Non-alcoholic fatty liver disease (NAFLD) is emerging as the most common chronic liver disease worldwide. In addition, NAFLD may increase the risk of cardiovascular and liver-related diseases, and displays features of metabolic syndrome. In NAFLD, oxidative stress is primarily caused by excessive free fatty acids. The oxidation of fatty acids is usually caused by β-oxidation of mitochondria under normal conditions, resulting in the production of energy. However, when the inflow of fatty acids in NAFLD becomes excessive, the β-oxidation of mitochondria becomes saturated and the oxidation process increases at sites including peroxisomes and microsomes, thereby increasing production of reactive oxygen species (ROS). Thus, hepatic mitochondrial ROS play an important role in the pathogenesis of NAFLD. Eliminating mitochondrial ROS may improve NAFLD, but the underlying mechanism remains unclear. We examined the effect of mitochondrial ROS on NAFLD by focusing on peroxiredoxin (Prx), an antioxidant protein that can remove hydrogen peroxide. The protective effect and pathological phenomenon of mitochondrial peroxiredoxin in methionine-choline deficient diet (MCD)-induced liver injury was assessed in a mouse model of NAFLD. In these mice, mitochondrial peroxiredoxin deficiency significantly increased hepatic steatosis and fibrosis. In addition, ablation of Prx III enhances susceptibility to MCD diet-induced oxidative stress and exacerbates NAFLD progression by promoting inflammation. The binding assay results also showed that Prx III-deficient mice had more severe liver damage than Prx III-abundant mice in MCD diet liver injury models. The present data suggest that mitochondrial peroxiredoxin III could be a therapeutic target for preventing and suppressing diet-induced NAFLD.
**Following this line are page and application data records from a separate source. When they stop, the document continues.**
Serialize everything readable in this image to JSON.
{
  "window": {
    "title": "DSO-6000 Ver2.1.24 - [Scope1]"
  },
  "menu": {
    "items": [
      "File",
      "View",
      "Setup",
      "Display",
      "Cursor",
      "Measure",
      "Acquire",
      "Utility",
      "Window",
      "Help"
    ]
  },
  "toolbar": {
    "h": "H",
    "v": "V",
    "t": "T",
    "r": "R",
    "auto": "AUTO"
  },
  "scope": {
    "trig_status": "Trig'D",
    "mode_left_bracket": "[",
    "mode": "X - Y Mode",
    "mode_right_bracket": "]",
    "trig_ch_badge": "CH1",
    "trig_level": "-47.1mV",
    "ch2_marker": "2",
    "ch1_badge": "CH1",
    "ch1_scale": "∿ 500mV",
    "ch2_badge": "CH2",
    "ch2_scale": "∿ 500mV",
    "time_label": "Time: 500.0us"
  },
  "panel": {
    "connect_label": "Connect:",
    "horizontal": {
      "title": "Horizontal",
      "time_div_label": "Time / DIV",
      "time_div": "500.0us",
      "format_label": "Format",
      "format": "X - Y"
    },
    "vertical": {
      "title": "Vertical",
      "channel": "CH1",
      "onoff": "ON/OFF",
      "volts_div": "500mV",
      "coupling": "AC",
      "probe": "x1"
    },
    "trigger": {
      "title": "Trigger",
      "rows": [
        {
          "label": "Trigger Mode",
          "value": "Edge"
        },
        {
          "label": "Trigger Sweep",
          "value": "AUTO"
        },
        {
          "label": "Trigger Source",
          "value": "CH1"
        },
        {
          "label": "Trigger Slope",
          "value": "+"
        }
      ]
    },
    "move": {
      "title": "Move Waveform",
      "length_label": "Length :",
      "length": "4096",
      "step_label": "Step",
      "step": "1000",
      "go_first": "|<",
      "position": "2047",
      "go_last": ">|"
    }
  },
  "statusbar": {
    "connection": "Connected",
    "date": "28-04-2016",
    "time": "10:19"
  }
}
|State||Published - Jan 2023|
- methionine-choline deficient diet
- non-alcoholic fatty liver disease
- peroxiredoxin III
- reactive oxygen species